The just-finished legislative session will be remembered for more than the $3.8 billion deficit or the political meltdown that marred its finish. It will also be known for packing the November 2012 election ballot with seven constitutional amendments - from abortion to religion to property taxes. (read the entire story here)

Abortion (HJR 1179)

To include in the Florida Constitution the federal ban on use of all public funds for abortion. It would also overturn all court decisions that rely on privacy rights in the Florida Constitution to reject abortion restrictions.

Confirming justices (HJR 7111)

The Senate would confirm new justices to the Florida Supreme Court. The Legislature, by simple majority vote, could void court rules. Investigations of judicial misconduct - now confidential - would be available to the House in advance of impeachment proceedings.

Capping state revenue (SJR 958)

Imposes a limit on state revenues based on a formula that includes changes in population and inflation.

Veterans property taxes (SJR 592)

Expands discount on property taxes to all veterans disabled as a result of combat, not just those who are Florida residents.

Property taxes (HJR 381)

Gives a series of property tax breaks to first-time homebuyers, commercial property and those with second homes in Florida. First-time homebuyers would receive a homestead exemption worth up to $200,000 to be phased out over five years. It lowers the cap on the amount a property assessor can raise the assessed value of a commercial property and non-homestead second homes from 10 percent to 5 percent each year.

Health insurance mandates (SJR 2)

No law can "compel, directly or indirectly," anyone to carry health insurance, setting up a legal feud between Florida and the federal government over requirements of the federal health care law championed by President Barack Obama.

Religious funding (SJR 1218)

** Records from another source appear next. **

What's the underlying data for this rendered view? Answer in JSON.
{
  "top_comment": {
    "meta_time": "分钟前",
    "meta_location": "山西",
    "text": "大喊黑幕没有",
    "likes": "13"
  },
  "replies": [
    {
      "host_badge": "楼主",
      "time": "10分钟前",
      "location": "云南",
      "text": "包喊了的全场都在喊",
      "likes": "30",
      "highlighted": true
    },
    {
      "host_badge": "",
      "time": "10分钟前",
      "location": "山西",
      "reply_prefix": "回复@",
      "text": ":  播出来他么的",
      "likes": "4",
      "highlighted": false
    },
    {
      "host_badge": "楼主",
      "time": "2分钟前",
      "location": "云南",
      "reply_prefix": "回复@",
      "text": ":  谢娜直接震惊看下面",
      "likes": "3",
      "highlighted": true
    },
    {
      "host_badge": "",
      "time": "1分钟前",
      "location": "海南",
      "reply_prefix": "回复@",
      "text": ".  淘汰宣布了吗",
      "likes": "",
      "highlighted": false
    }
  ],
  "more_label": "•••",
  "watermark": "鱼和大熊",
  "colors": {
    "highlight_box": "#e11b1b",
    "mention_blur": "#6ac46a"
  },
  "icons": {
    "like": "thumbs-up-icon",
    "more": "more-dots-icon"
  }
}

Repeals current prohibition of state funding, directly or indirectly, for religious institutions. This provision has prevented school voucher opponents from enacting law to provide state vouchers directly to private schools.